So after having my entire worldview shattered twice this week when I learned that the Barclaycard logo was meant to be an open globe instead of a burst beach ball and that the NatWest logo is three cubes – to symbolise the coming together of the three original constituent banks – instead of a Penrose triangle, I started to wonder what the story behind other bank logos are
I suppose RBS and BOS are meant to be a nod to the Scottish flag. But is there a reason why Halifax is an X, Lloyds is a horse or HSBC an origami butterfly thing? Is there other bank-related iconography I don’t know about?
The HSBC logo was meant to represent the Saint Andrew’s cross, as the founder was Scottish (History timeline | HSBC Holdings plc).
The Lloyds horse dates back to the founding of the bank’s predecessor institution, and was designed to be distinctive at a time when many people couldn’t read but could recognise symbols (Timeline - Lloyds Banking Group plc).
This is why C Hoare & Co, for example, has a golden bottle as it’s logo - reflecting it’s history as a goldsmith, and also designed to be recognisable.
The real mystery is whether or not NatWest’s former HQ was really built to resemble the logo or not (https://en.wikipedia.org/wiki/Tower_42)!
I have no idea about Halifax, I think that’s just an abstract design that’s a play on the letter X.
As Chekhov once said… “Every day’s a school day”.
(May have been Dickens…)
I don’t actually know the story (actually, don’t know the story of any of them!), but I had to Google it, because I just had to know…
Lloyds Bank inherited the famous black horse symbol in 1884. The first recorded use of the black horse sign was in 1677, at Lombard Street in the City of London.
In the 17th Century, there were no street numbers, and so businesses used decorative signs to attract customers. The signs also provided a means of identification in a largely illiterate society.
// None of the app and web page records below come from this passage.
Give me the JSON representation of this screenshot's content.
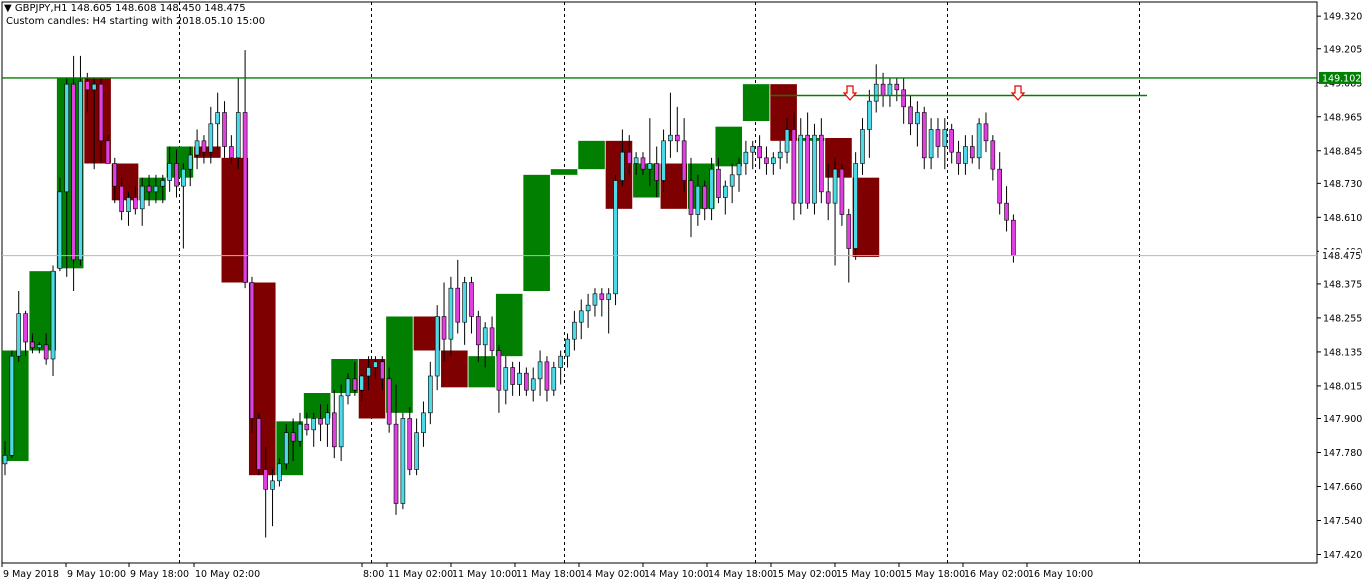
{
  "header": {
    "symbol_line": "GBPJPY,H1  148.605 148.608 148.450 148.475",
    "custom_line": "Custom candles: H4 starting with 2018.05.10 15:00"
  },
  "colors": {
    "bull_h4": "#007f00",
    "bear_h4": "#7f0000",
    "bull_h1": "#4fd9e6",
    "bear_h1": "#e040e0",
    "resistance": "#008000",
    "arrow": "#e00000"
  },
  "chart_data": {
    "type": "candlestick",
    "symbol": "GBPJPY",
    "timeframe": "H1",
    "last_price": 148.475,
    "resistance_levels": [
      149.102,
      149.04
    ],
    "y_ticks": [
      "149.320",
      "149.205",
      "149.085",
      "148.965",
      "148.845",
      "148.730",
      "148.610",
      "148.490",
      "148.375",
      "148.255",
      "148.135",
      "148.015",
      "147.900",
      "147.780",
      "147.660",
      "147.540",
      "147.420"
    ],
    "x_labels": [
      "9 May 2018",
      "9 May 10:00",
      "9 May 18:00",
      "10 May 02:00",
      "8:00",
      "11 May 02:00",
      "11 May 10:00",
      "11 May 18:00",
      "14 May 02:00",
      "14 May 10:00",
      "14 May 18:00",
      "15 May 02:00",
      "15 May 10:00",
      "15 May 18:00",
      "16 May 02:00",
      "16 May 10:00"
    ],
    "price_labels": [
      "149.102",
      "148.475"
    ],
    "ylim": [
      147.39,
      149.37
    ],
    "h4_candles": [
      {
        "o": 147.75,
        "h": 148.15,
        "l": 147.74,
        "c": 148.14
      },
      {
        "o": 148.14,
        "h": 148.42,
        "l": 148.13,
        "c": 148.42
      },
      {
        "o": 148.43,
        "h": 149.1,
        "l": 148.42,
        "c": 149.1
      },
      {
        "o": 149.1,
        "h": 149.1,
        "l": 148.8,
        "c": 148.8
      },
      {
        "o": 148.8,
        "h": 148.8,
        "l": 148.67,
        "c": 148.67
      },
      {
        "o": 148.67,
        "h": 148.75,
        "l": 148.66,
        "c": 148.75
      },
      {
        "o": 148.75,
        "h": 148.86,
        "l": 148.74,
        "c": 148.86
      },
      {
        "o": 148.86,
        "h": 148.87,
        "l": 148.82,
        "c": 148.82
      },
      {
        "o": 148.82,
        "h": 148.82,
        "l": 148.38,
        "c": 148.38
      },
      {
        "o": 148.38,
        "h": 148.38,
        "l": 147.7,
        "c": 147.7
      },
      {
        "o": 147.7,
        "h": 147.89,
        "l": 147.69,
        "c": 147.89
      },
      {
        "o": 147.9,
        "h": 147.99,
        "l": 147.89,
        "c": 147.99
      },
      {
        "o": 147.99,
        "h": 148.11,
        "l": 147.98,
        "c": 148.11
      },
      {
        "o": 148.11,
        "h": 148.11,
        "l": 147.9,
        "c": 147.9
      },
      {
        "o": 147.92,
        "h": 148.26,
        "l": 147.91,
        "c": 148.26
      },
      {
        "o": 148.26,
        "h": 148.26,
        "l": 148.14,
        "c": 148.14
      },
      {
        "o": 148.14,
        "h": 148.14,
        "l": 148.01,
        "c": 148.01
      },
      {
        "o": 148.01,
        "h": 148.12,
        "l": 148.0,
        "c": 148.12
      },
      {
        "o": 148.12,
        "h": 148.34,
        "l": 148.12,
        "c": 148.34
      },
      {
        "o": 148.35,
        "h": 148.76,
        "l": 148.34,
        "c": 148.76
      },
      {
        "o": 148.76,
        "h": 148.78,
        "l": 148.75,
        "c": 148.78
      },
      {
        "o": 148.78,
        "h": 148.88,
        "l": 148.77,
        "c": 148.88
      },
      {
        "o": 148.88,
        "h": 148.88,
        "l": 148.64,
        "c": 148.64
      },
      {
        "o": 148.68,
        "h": 148.8,
        "l": 148.67,
        "c": 148.8
      },
      {
        "o": 148.8,
        "h": 148.8,
        "l": 148.64,
        "c": 148.64
      },
      {
        "o": 148.64,
        "h": 148.8,
        "l": 148.63,
        "c": 148.8
      },
      {
        "o": 148.79,
        "h": 148.93,
        "l": 148.78,
        "c": 148.93
      },
      {
        "o": 148.95,
        "h": 149.08,
        "l": 148.94,
        "c": 149.08
      },
      {
        "o": 149.08,
        "h": 149.08,
        "l": 148.88,
        "c": 148.88
      },
      {
        "o": 148.88,
        "h": 148.89,
        "l": 148.87,
        "c": 148.89
      },
      {
        "o": 148.89,
        "h": 148.89,
        "l": 148.75,
        "c": 148.75
      },
      {
        "o": 148.75,
        "h": 148.75,
        "l": 148.47,
        "c": 148.47
      }
    ],
    "h1_candles": [
      {
        "o": 147.74,
        "h": 147.82,
        "l": 147.7,
        "c": 147.77
      },
      {
        "o": 147.77,
        "h": 148.14,
        "l": 147.76,
        "c": 148.12
      },
      {
        "o": 148.12,
        "h": 148.35,
        "l": 148.1,
        "c": 148.27
      },
      {
        "o": 148.27,
        "h": 148.28,
        "l": 148.12,
        "c": 148.17
      },
      {
        "o": 148.17,
        "h": 148.2,
        "l": 148.13,
        "c": 148.15
      },
      {
        "o": 148.15,
        "h": 148.17,
        "l": 148.13,
        "c": 148.16
      },
      {
        "o": 148.16,
        "h": 148.2,
        "l": 148.09,
        "c": 148.11
      },
      {
        "o": 148.11,
        "h": 148.44,
        "l": 148.05,
        "c": 148.42
      },
      {
        "o": 148.43,
        "h": 148.75,
        "l": 148.42,
        "c": 148.7
      },
      {
        "o": 148.7,
        "h": 149.1,
        "l": 148.4,
        "c": 149.08
      },
      {
        "o": 149.08,
        "h": 149.18,
        "l": 148.35,
        "c": 148.46
      },
      {
        "o": 148.46,
        "h": 149.18,
        "l": 148.44,
        "c": 149.09
      },
      {
        "o": 149.09,
        "h": 149.12,
        "l": 148.98,
        "c": 149.06
      },
      {
        "o": 149.06,
        "h": 149.1,
        "l": 148.78,
        "c": 149.08
      },
      {
        "o": 149.08,
        "h": 149.1,
        "l": 148.8,
        "c": 148.88
      },
      {
        "o": 148.88,
        "h": 148.9,
        "l": 148.8,
        "c": 148.8
      },
      {
        "o": 148.8,
        "h": 148.82,
        "l": 148.66,
        "c": 148.72
      },
      {
        "o": 148.72,
        "h": 148.75,
        "l": 148.6,
        "c": 148.63
      },
      {
        "o": 148.63,
        "h": 148.7,
        "l": 148.58,
        "c": 148.68
      },
      {
        "o": 148.68,
        "h": 148.72,
        "l": 148.62,
        "c": 148.64
      },
      {
        "o": 148.64,
        "h": 148.75,
        "l": 148.58,
        "c": 148.72
      },
      {
        "o": 148.72,
        "h": 148.76,
        "l": 148.65,
        "c": 148.7
      },
      {
        "o": 148.7,
        "h": 148.76,
        "l": 148.66,
        "c": 148.72
      },
      {
        "o": 148.72,
        "h": 148.76,
        "l": 148.66,
        "c": 148.74
      },
      {
        "o": 148.74,
        "h": 148.86,
        "l": 148.7,
        "c": 148.8
      },
      {
        "o": 148.8,
        "h": 148.85,
        "l": 148.68,
        "c": 148.72
      },
      {
        "o": 148.72,
        "h": 148.8,
        "l": 148.5,
        "c": 148.78
      },
      {
        "o": 148.78,
        "h": 148.86,
        "l": 148.72,
        "c": 148.83
      },
      {
        "o": 148.83,
        "h": 148.92,
        "l": 148.78,
        "c": 148.88
      },
      {
        "o": 148.88,
        "h": 148.9,
        "l": 148.8,
        "c": 148.84
      },
      {
        "o": 148.84,
        "h": 149.0,
        "l": 148.8,
        "c": 148.94
      },
      {
        "o": 148.94,
        "h": 149.05,
        "l": 148.85,
        "c": 148.98
      },
      {
        "o": 148.98,
        "h": 149.02,
        "l": 148.82,
        "c": 148.86
      },
      {
        "o": 148.86,
        "h": 148.9,
        "l": 148.8,
        "c": 148.82
      },
      {
        "o": 148.82,
        "h": 149.1,
        "l": 148.78,
        "c": 148.98
      },
      {
        "o": 148.98,
        "h": 149.2,
        "l": 148.36,
        "c": 148.38
      },
      {
        "o": 148.38,
        "h": 148.4,
        "l": 147.85,
        "c": 147.9
      },
      {
        "o": 147.9,
        "h": 147.92,
        "l": 147.7,
        "c": 147.72
      },
      {
        "o": 147.72,
        "h": 147.8,
        "l": 147.48,
        "c": 147.65
      },
      {
        "o": 147.65,
        "h": 147.72,
        "l": 147.52,
        "c": 147.68
      },
      {
        "o": 147.68,
        "h": 147.76,
        "l": 147.66,
        "c": 147.74
      },
      {
        "o": 147.74,
        "h": 147.88,
        "l": 147.72,
        "c": 147.85
      },
      {
        "o": 147.85,
        "h": 147.9,
        "l": 147.75,
        "c": 147.82
      },
      {
        "o": 147.82,
        "h": 147.92,
        "l": 147.8,
        "c": 147.88
      },
      {
        "o": 147.88,
        "h": 147.92,
        "l": 147.84,
        "c": 147.86
      },
      {
        "o": 147.86,
        "h": 147.92,
        "l": 147.8,
        "c": 147.9
      },
      {
        "o": 147.9,
        "h": 147.95,
        "l": 147.82,
        "c": 147.88
      },
      {
        "o": 147.88,
        "h": 147.95,
        "l": 147.8,
        "c": 147.92
      },
      {
        "o": 147.92,
        "h": 148.0,
        "l": 147.76,
        "c": 147.8
      },
      {
        "o": 147.8,
        "h": 148.02,
        "l": 147.75,
        "c": 147.98
      },
      {
        "o": 147.98,
        "h": 148.06,
        "l": 147.95,
        "c": 148.04
      },
      {
        "o": 148.04,
        "h": 148.1,
        "l": 147.98,
        "c": 148.0
      },
      {
        "o": 148.0,
        "h": 148.06,
        "l": 147.96,
        "c": 148.05
      },
      {
        "o": 148.05,
        "h": 148.12,
        "l": 148.0,
        "c": 148.08
      },
      {
        "o": 148.08,
        "h": 148.12,
        "l": 148.04,
        "c": 148.1
      },
      {
        "o": 148.1,
        "h": 148.12,
        "l": 148.0,
        "c": 148.04
      },
      {
        "o": 148.04,
        "h": 148.08,
        "l": 147.85,
        "c": 147.88
      },
      {
        "o": 147.88,
        "h": 148.02,
        "l": 147.56,
        "c": 147.6
      },
      {
        "o": 147.6,
        "h": 147.92,
        "l": 147.58,
        "c": 147.9
      },
      {
        "o": 147.9,
        "h": 147.94,
        "l": 147.7,
        "c": 147.72
      },
      {
        "o": 147.72,
        "h": 147.9,
        "l": 147.7,
        "c": 147.85
      },
      {
        "o": 147.85,
        "h": 147.96,
        "l": 147.8,
        "c": 147.92
      },
      {
        "o": 147.92,
        "h": 148.1,
        "l": 147.88,
        "c": 148.05
      },
      {
        "o": 148.05,
        "h": 148.3,
        "l": 148.0,
        "c": 148.26
      },
      {
        "o": 148.26,
        "h": 148.38,
        "l": 148.1,
        "c": 148.18
      },
      {
        "o": 148.18,
        "h": 148.4,
        "l": 148.12,
        "c": 148.36
      },
      {
        "o": 148.36,
        "h": 148.46,
        "l": 148.2,
        "c": 148.24
      },
      {
        "o": 148.24,
        "h": 148.4,
        "l": 148.16,
        "c": 148.38
      },
      {
        "o": 148.38,
        "h": 148.4,
        "l": 148.2,
        "c": 148.26
      },
      {
        "o": 148.26,
        "h": 148.28,
        "l": 148.1,
        "c": 148.16
      },
      {
        "o": 148.16,
        "h": 148.24,
        "l": 148.08,
        "c": 148.22
      },
      {
        "o": 148.22,
        "h": 148.26,
        "l": 148.12,
        "c": 148.14
      },
      {
        "o": 148.14,
        "h": 148.16,
        "l": 147.92,
        "c": 148.0
      },
      {
        "o": 148.0,
        "h": 148.12,
        "l": 147.95,
        "c": 148.08
      },
      {
        "o": 148.08,
        "h": 148.1,
        "l": 147.98,
        "c": 148.02
      },
      {
        "o": 148.02,
        "h": 148.1,
        "l": 147.98,
        "c": 148.06
      },
      {
        "o": 148.06,
        "h": 148.08,
        "l": 147.98,
        "c": 148.0
      },
      {
        "o": 148.0,
        "h": 148.08,
        "l": 147.96,
        "c": 148.04
      },
      {
        "o": 148.04,
        "h": 148.14,
        "l": 147.98,
        "c": 148.1
      },
      {
        "o": 148.1,
        "h": 148.12,
        "l": 147.96,
        "c": 148.0
      },
      {
        "o": 148.0,
        "h": 148.1,
        "l": 147.98,
        "c": 148.08
      },
      {
        "o": 148.08,
        "h": 148.14,
        "l": 148.02,
        "c": 148.12
      },
      {
        "o": 148.12,
        "h": 148.2,
        "l": 148.08,
        "c": 148.18
      },
      {
        "o": 148.18,
        "h": 148.28,
        "l": 148.14,
        "c": 148.24
      },
      {
        "o": 148.24,
        "h": 148.32,
        "l": 148.18,
        "c": 148.28
      },
      {
        "o": 148.28,
        "h": 148.34,
        "l": 148.22,
        "c": 148.3
      },
      {
        "o": 148.3,
        "h": 148.36,
        "l": 148.26,
        "c": 148.34
      },
      {
        "o": 148.34,
        "h": 148.36,
        "l": 148.26,
        "c": 148.32
      },
      {
        "o": 148.32,
        "h": 148.36,
        "l": 148.2,
        "c": 148.34
      },
      {
        "o": 148.34,
        "h": 148.76,
        "l": 148.3,
        "c": 148.74
      },
      {
        "o": 148.74,
        "h": 148.92,
        "l": 148.72,
        "c": 148.84
      },
      {
        "o": 148.84,
        "h": 148.9,
        "l": 148.76,
        "c": 148.8
      },
      {
        "o": 148.8,
        "h": 148.84,
        "l": 148.76,
        "c": 148.82
      },
      {
        "o": 148.82,
        "h": 148.84,
        "l": 148.76,
        "c": 148.78
      },
      {
        "o": 148.78,
        "h": 148.96,
        "l": 148.72,
        "c": 148.8
      },
      {
        "o": 148.8,
        "h": 148.86,
        "l": 148.68,
        "c": 148.74
      },
      {
        "o": 148.74,
        "h": 148.92,
        "l": 148.7,
        "c": 148.88
      },
      {
        "o": 148.88,
        "h": 149.05,
        "l": 148.82,
        "c": 148.9
      },
      {
        "o": 148.9,
        "h": 149.0,
        "l": 148.84,
        "c": 148.88
      },
      {
        "o": 148.88,
        "h": 148.96,
        "l": 148.7,
        "c": 148.74
      },
      {
        "o": 148.74,
        "h": 148.82,
        "l": 148.54,
        "c": 148.62
      },
      {
        "o": 148.62,
        "h": 148.76,
        "l": 148.58,
        "c": 148.72
      },
      {
        "o": 148.72,
        "h": 148.74,
        "l": 148.6,
        "c": 148.64
      },
      {
        "o": 148.64,
        "h": 148.82,
        "l": 148.6,
        "c": 148.78
      },
      {
        "o": 148.78,
        "h": 148.82,
        "l": 148.66,
        "c": 148.68
      },
      {
        "o": 148.68,
        "h": 148.74,
        "l": 148.62,
        "c": 148.72
      },
      {
        "o": 148.72,
        "h": 148.8,
        "l": 148.66,
        "c": 148.76
      },
      {
        "o": 148.76,
        "h": 148.82,
        "l": 148.7,
        "c": 148.8
      },
      {
        "o": 148.8,
        "h": 148.88,
        "l": 148.76,
        "c": 148.84
      },
      {
        "o": 148.84,
        "h": 148.88,
        "l": 148.78,
        "c": 148.86
      },
      {
        "o": 148.86,
        "h": 148.9,
        "l": 148.78,
        "c": 148.82
      },
      {
        "o": 148.82,
        "h": 148.86,
        "l": 148.76,
        "c": 148.8
      },
      {
        "o": 148.8,
        "h": 148.84,
        "l": 148.76,
        "c": 148.82
      },
      {
        "o": 148.82,
        "h": 148.88,
        "l": 148.78,
        "c": 148.84
      },
      {
        "o": 148.84,
        "h": 148.96,
        "l": 148.8,
        "c": 148.92
      },
      {
        "o": 148.92,
        "h": 148.98,
        "l": 148.6,
        "c": 148.66
      },
      {
        "o": 148.66,
        "h": 148.96,
        "l": 148.62,
        "c": 148.9
      },
      {
        "o": 148.9,
        "h": 148.98,
        "l": 148.64,
        "c": 148.66
      },
      {
        "o": 148.66,
        "h": 148.94,
        "l": 148.62,
        "c": 148.9
      },
      {
        "o": 148.9,
        "h": 148.96,
        "l": 148.66,
        "c": 148.7
      },
      {
        "o": 148.7,
        "h": 148.8,
        "l": 148.6,
        "c": 148.66
      },
      {
        "o": 148.66,
        "h": 148.82,
        "l": 148.44,
        "c": 148.78
      },
      {
        "o": 148.78,
        "h": 148.8,
        "l": 148.58,
        "c": 148.62
      },
      {
        "o": 148.62,
        "h": 148.64,
        "l": 148.38,
        "c": 148.5
      },
      {
        "o": 148.5,
        "h": 148.84,
        "l": 148.46,
        "c": 148.8
      },
      {
        "o": 148.8,
        "h": 148.96,
        "l": 148.76,
        "c": 148.92
      },
      {
        "o": 148.92,
        "h": 149.06,
        "l": 148.82,
        "c": 149.02
      },
      {
        "o": 149.02,
        "h": 149.15,
        "l": 148.98,
        "c": 149.08
      },
      {
        "o": 149.08,
        "h": 149.12,
        "l": 149.0,
        "c": 149.04
      },
      {
        "o": 149.04,
        "h": 149.1,
        "l": 149.0,
        "c": 149.08
      },
      {
        "o": 149.08,
        "h": 149.1,
        "l": 149.02,
        "c": 149.06
      },
      {
        "o": 149.06,
        "h": 149.1,
        "l": 148.94,
        "c": 149.0
      },
      {
        "o": 149.0,
        "h": 149.04,
        "l": 148.9,
        "c": 148.94
      },
      {
        "o": 148.94,
        "h": 149.02,
        "l": 148.86,
        "c": 148.98
      },
      {
        "o": 148.98,
        "h": 149.0,
        "l": 148.78,
        "c": 148.82
      },
      {
        "o": 148.82,
        "h": 148.96,
        "l": 148.78,
        "c": 148.92
      },
      {
        "o": 148.92,
        "h": 148.96,
        "l": 148.82,
        "c": 148.86
      },
      {
        "o": 148.86,
        "h": 148.96,
        "l": 148.78,
        "c": 148.92
      },
      {
        "o": 148.92,
        "h": 148.94,
        "l": 148.8,
        "c": 148.84
      },
      {
        "o": 148.84,
        "h": 148.88,
        "l": 148.76,
        "c": 148.8
      },
      {
        "o": 148.8,
        "h": 148.9,
        "l": 148.76,
        "c": 148.86
      },
      {
        "o": 148.86,
        "h": 148.9,
        "l": 148.8,
        "c": 148.82
      },
      {
        "o": 148.82,
        "h": 148.96,
        "l": 148.78,
        "c": 148.94
      },
      {
        "o": 148.94,
        "h": 148.98,
        "l": 148.84,
        "c": 148.88
      },
      {
        "o": 148.88,
        "h": 148.9,
        "l": 148.74,
        "c": 148.78
      },
      {
        "o": 148.78,
        "h": 148.84,
        "l": 148.62,
        "c": 148.66
      },
      {
        "o": 148.66,
        "h": 148.72,
        "l": 148.56,
        "c": 148.6
      },
      {
        "o": 148.6,
        "h": 148.62,
        "l": 148.45,
        "c": 148.475
      }
    ]
  }
}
The black horse sign originally hung above the establishment of goldsmith Humphrey Stokes. By 1728 it was being used by another Lombard Street goldsmith, John Bland. This firm eventually became Barnetts, Hoares & Co and was taken over by Lloyds in 1884.
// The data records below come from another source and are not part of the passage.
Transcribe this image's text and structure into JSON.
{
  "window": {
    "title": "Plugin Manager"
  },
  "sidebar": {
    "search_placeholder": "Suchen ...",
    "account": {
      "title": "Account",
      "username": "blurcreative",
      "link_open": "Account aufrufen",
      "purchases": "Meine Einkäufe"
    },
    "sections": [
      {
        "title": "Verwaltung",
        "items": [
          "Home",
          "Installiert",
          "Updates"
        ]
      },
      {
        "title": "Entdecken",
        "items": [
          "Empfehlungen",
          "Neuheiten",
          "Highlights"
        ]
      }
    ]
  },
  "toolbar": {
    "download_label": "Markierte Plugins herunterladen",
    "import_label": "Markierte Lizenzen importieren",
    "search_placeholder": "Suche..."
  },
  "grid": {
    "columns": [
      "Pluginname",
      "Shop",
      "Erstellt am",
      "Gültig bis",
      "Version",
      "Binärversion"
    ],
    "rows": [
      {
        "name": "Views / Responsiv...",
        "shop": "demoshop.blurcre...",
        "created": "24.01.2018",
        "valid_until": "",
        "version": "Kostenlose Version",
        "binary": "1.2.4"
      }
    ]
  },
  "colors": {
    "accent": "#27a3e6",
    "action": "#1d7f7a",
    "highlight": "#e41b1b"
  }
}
The Bank’s first symbol, the beehive (which represented thrift and industry), continued to be used alongside the black horse until the early 20th century. It still appears on some bank buildings.
I like the Deutsche bank logo - the slash in the middle of the box stands for growth, and the box around it signifies stability. It’s got just the right mix of simplicity that brands onto your brain, a little bit of chaos with that slash and the box around it that puts it all together.
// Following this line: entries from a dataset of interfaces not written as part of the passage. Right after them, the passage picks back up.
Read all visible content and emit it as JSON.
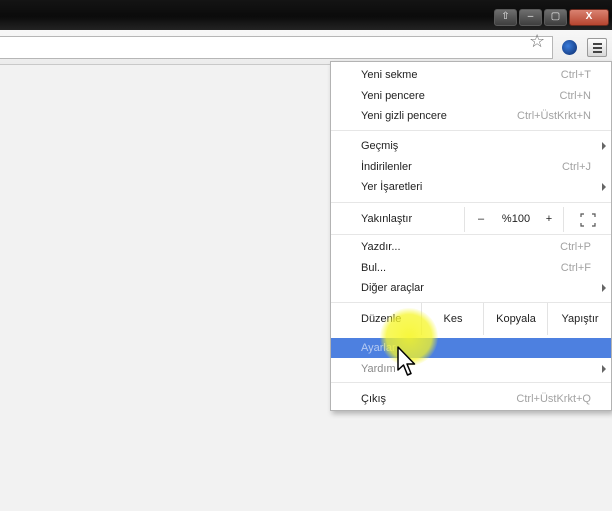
{
  "window": {
    "buttons": [
      "⇧",
      "–",
      "▢",
      "X"
    ]
  },
  "toolbar": {
    "bookmark_icon": "star-icon",
    "extension_icon": "globe-icon",
    "menu_icon": "hamburger-icon"
  },
  "menu": {
    "new_tab": {
      "label": "Yeni sekme",
      "shortcut": "Ctrl+T"
    },
    "new_window": {
      "label": "Yeni pencere",
      "shortcut": "Ctrl+N"
    },
    "incognito": {
      "label": "Yeni gizli pencere",
      "shortcut": "Ctrl+ÜstKrkt+N"
    },
    "history": {
      "label": "Geçmiş"
    },
    "downloads": {
      "label": "İndirilenler",
      "shortcut": "Ctrl+J"
    },
    "bookmarks": {
      "label": "Yer İşaretleri"
    },
    "zoom": {
      "label": "Yakınlaştır",
      "minus": "–",
      "value": "%100",
      "plus": "+",
      "fullscreen_icon": "fullscreen-icon"
    },
    "print": {
      "label": "Yazdır...",
      "shortcut": "Ctrl+P"
    },
    "find": {
      "label": "Bul...",
      "shortcut": "Ctrl+F"
    },
    "more_tools": {
      "label": "Diğer araçlar"
    },
    "edit": {
      "label": "Düzenle",
      "cut": "Kes",
      "copy": "Kopyala",
      "paste": "Yapıştır"
    },
    "settings": {
      "label": "Ayarlar"
    },
    "help": {
      "label": "Yardım"
    },
    "exit": {
      "label": "Çıkış",
      "shortcut": "Ctrl+ÜstKrkt+Q"
    }
  },
  "colors": {
    "highlight": "#4d80e0",
    "titlebar": "#141414",
    "cursor_glow": "#f6f628"
  }
}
That’s interesting. I’ve always thought of Deutsche being a West/East thing.